Rebel without a phone

Caitlin Brown

The sign clearly says “No Cell Phones.” It’s a movie theater. One I’ve been familiar with ever since we moved to the town when I was in kindergarten.

I hate getting in trouble. The way my cheeks feel like they’re engulfing my face. The way they tingle and I can almost feel their screaming red color.

A gruff voice behind me: “Hey – turn off the cell phone and put it away. No phones in here.”

“Oh – OK – thank you!” Thank you? What? Thanks, sir, for yelling at me? Oh how much I appreciate public debasement and humiliation, especially with 20 high schoolers (shadier characters than myself, that’s for sure) sitting around with their cell phones that this proprietor just as easily could have swooped on?

I was texting. During the previews. I was actually saying good-bye, have to go, the movie’s starting soon. But they are serious about the cells, man. At least mine, anyway.

So what did I do? Exactly what I didn’t want – I obeyed. I rarely shut my cell phone off, but with his words still ringing in my ears – literally, it seemed – my hands moved of their own accord. My phone, shut off mid-text, was hurriedly shoved into my purse.

Indignant doesn’t even describe it. Outraged, maybe. Thoughts of remonstrance with this audacious man thumped through my head.

What do you think? Was I wrong? I know there was a sign, but do many actually follow it? The movie hadn’t started yet, may I remind you. I’m not one to sit through a movie and text – it’s rude to the people I’m with and those around us.

I felt powerless, even though I knew it was something I brought on myself. Rules are everywhere, but do we have to follow them all? I’m not talking felonies here, or even moral wrongs. (I know you were getting worried, Mom and Dad.) I’m talking about rule breaking of the rudimentary sort: going out the entrance-only doors at Target, sipping your drink while you wait in line to pay. You know, just things you aren’t “supposed” to do. Does it hurt anyone? Rules are there for a reason, but with so many of them out there, don’t we deserve to be just the tiniest bit selective?

I am not a naturally rebellious person.
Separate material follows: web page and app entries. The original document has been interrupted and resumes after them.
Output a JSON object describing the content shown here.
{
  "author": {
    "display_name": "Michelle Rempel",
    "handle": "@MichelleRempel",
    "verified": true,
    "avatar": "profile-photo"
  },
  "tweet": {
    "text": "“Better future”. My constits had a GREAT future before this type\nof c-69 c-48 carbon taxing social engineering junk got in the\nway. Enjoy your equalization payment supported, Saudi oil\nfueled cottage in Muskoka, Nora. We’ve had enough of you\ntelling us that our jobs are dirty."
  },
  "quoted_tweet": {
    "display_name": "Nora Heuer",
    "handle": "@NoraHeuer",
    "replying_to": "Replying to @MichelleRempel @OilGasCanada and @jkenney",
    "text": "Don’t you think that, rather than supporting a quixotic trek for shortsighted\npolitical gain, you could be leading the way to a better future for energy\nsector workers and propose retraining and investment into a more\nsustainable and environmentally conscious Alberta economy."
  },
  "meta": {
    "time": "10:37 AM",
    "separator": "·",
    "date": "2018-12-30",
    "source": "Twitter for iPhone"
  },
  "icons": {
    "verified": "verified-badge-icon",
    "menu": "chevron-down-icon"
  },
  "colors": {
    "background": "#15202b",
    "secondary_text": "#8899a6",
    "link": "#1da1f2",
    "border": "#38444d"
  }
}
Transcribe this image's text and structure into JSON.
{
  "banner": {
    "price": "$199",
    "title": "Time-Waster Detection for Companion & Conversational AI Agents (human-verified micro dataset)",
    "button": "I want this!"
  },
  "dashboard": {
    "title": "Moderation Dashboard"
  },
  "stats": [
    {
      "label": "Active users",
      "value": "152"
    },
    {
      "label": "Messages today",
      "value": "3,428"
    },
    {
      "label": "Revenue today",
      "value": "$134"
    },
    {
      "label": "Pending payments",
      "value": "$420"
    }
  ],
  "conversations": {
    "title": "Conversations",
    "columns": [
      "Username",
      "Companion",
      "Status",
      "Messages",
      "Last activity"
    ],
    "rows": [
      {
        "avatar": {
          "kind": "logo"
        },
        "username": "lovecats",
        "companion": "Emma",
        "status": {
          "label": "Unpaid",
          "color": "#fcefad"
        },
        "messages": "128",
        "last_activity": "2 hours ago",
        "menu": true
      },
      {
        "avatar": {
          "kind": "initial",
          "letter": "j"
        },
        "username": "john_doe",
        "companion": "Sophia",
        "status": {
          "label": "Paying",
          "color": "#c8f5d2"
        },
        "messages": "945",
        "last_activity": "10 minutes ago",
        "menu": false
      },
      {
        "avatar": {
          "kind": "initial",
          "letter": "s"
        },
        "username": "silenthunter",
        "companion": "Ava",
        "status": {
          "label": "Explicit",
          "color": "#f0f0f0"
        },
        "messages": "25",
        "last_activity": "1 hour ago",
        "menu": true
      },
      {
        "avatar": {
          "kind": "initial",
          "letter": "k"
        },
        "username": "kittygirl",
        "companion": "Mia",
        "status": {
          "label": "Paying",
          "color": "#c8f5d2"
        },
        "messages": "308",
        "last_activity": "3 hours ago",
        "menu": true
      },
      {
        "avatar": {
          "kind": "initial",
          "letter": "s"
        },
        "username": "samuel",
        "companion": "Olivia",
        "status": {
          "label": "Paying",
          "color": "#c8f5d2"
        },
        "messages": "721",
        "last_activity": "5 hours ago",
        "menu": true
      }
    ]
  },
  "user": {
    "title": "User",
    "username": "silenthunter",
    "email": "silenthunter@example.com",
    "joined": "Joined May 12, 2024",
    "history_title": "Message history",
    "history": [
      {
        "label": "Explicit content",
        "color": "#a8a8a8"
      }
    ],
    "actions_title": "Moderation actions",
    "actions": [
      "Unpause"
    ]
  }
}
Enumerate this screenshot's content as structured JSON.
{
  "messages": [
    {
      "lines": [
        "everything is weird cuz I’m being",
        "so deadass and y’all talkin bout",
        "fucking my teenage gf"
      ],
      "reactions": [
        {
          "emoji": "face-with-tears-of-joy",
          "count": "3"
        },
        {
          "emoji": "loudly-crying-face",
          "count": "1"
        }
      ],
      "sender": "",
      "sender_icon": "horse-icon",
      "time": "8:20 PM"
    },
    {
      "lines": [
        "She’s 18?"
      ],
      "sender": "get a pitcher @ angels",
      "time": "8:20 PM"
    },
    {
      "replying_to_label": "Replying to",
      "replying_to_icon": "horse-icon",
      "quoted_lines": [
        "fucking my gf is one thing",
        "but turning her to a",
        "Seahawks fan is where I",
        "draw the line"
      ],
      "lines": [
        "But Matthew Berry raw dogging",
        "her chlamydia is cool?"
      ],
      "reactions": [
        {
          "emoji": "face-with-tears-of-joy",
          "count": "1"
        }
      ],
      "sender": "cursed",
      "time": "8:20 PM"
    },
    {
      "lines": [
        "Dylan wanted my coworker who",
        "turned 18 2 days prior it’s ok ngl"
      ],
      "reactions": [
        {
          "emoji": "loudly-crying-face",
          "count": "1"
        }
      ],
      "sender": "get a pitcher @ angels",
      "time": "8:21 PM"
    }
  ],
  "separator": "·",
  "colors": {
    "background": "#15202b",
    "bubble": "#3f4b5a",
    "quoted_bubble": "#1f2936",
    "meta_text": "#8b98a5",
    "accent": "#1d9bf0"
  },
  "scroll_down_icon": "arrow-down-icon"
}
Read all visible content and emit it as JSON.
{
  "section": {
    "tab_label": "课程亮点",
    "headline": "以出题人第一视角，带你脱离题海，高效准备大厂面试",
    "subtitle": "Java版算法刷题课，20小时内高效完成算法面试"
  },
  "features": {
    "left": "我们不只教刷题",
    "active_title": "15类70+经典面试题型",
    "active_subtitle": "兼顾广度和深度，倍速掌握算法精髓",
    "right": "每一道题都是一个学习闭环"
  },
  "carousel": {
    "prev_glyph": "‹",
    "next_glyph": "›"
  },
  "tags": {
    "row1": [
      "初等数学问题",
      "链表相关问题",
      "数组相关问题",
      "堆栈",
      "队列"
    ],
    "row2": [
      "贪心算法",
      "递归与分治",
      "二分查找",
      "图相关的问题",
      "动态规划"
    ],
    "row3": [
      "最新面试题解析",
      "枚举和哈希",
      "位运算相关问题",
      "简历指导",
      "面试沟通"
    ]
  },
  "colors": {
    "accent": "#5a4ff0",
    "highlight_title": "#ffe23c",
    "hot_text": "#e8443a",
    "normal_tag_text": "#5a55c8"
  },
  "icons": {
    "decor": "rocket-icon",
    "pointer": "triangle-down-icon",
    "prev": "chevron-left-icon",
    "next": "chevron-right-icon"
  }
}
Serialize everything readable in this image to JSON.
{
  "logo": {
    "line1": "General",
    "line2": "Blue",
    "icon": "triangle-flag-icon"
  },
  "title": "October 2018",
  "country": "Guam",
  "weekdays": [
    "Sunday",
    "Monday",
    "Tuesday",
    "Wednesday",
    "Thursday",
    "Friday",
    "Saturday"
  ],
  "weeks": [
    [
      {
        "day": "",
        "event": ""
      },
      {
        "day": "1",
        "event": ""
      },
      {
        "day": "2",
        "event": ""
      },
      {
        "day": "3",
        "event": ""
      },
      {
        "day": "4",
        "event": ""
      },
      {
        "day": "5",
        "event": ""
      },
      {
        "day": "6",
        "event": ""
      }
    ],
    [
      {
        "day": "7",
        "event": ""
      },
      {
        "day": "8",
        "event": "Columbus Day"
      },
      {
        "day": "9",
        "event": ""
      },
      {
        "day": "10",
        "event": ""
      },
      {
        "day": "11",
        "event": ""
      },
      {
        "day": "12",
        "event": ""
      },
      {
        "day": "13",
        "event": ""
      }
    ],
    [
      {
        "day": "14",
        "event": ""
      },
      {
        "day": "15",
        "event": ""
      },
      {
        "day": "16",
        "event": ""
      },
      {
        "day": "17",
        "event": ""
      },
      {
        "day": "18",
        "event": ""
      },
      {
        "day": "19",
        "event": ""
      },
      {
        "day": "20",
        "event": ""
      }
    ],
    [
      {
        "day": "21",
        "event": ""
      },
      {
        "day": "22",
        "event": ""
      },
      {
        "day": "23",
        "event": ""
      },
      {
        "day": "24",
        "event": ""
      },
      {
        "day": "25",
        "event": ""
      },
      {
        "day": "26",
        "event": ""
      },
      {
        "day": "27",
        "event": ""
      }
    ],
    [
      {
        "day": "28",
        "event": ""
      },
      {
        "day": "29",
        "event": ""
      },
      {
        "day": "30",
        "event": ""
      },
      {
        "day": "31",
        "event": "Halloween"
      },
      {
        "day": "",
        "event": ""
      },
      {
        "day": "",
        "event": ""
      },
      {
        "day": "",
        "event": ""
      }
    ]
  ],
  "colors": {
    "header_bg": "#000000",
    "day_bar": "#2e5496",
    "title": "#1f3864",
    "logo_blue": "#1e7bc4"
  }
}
I would walk completely out of my way to leave through those designated exit doors if I thought leaving through the wrong ones was really going to cause a fuss. Though I can see how for some, common tiny-rule breaking may open doors for worse, bigger issues, breaking the small ones doesn’t seem to be a problem for most people.

I didn’t ignore the sign to spite authority. It really just never occurred to me that I, personally, needed to obey that sign. Call it teenage egocentrism; call it a habit born of the example of those around me, whatever. I don’t promise that I’ll never send a text in a movie theater again – sometime, it’s bound to happen. But not only will I now keep an eye out for proprietors who mean business, I’ll look harder for the serious rules disguised as simple ones as well.

Caitlin Brown is a freshman nursing major and a columnist for the Daily Kent Stater. Contact her at [email protected]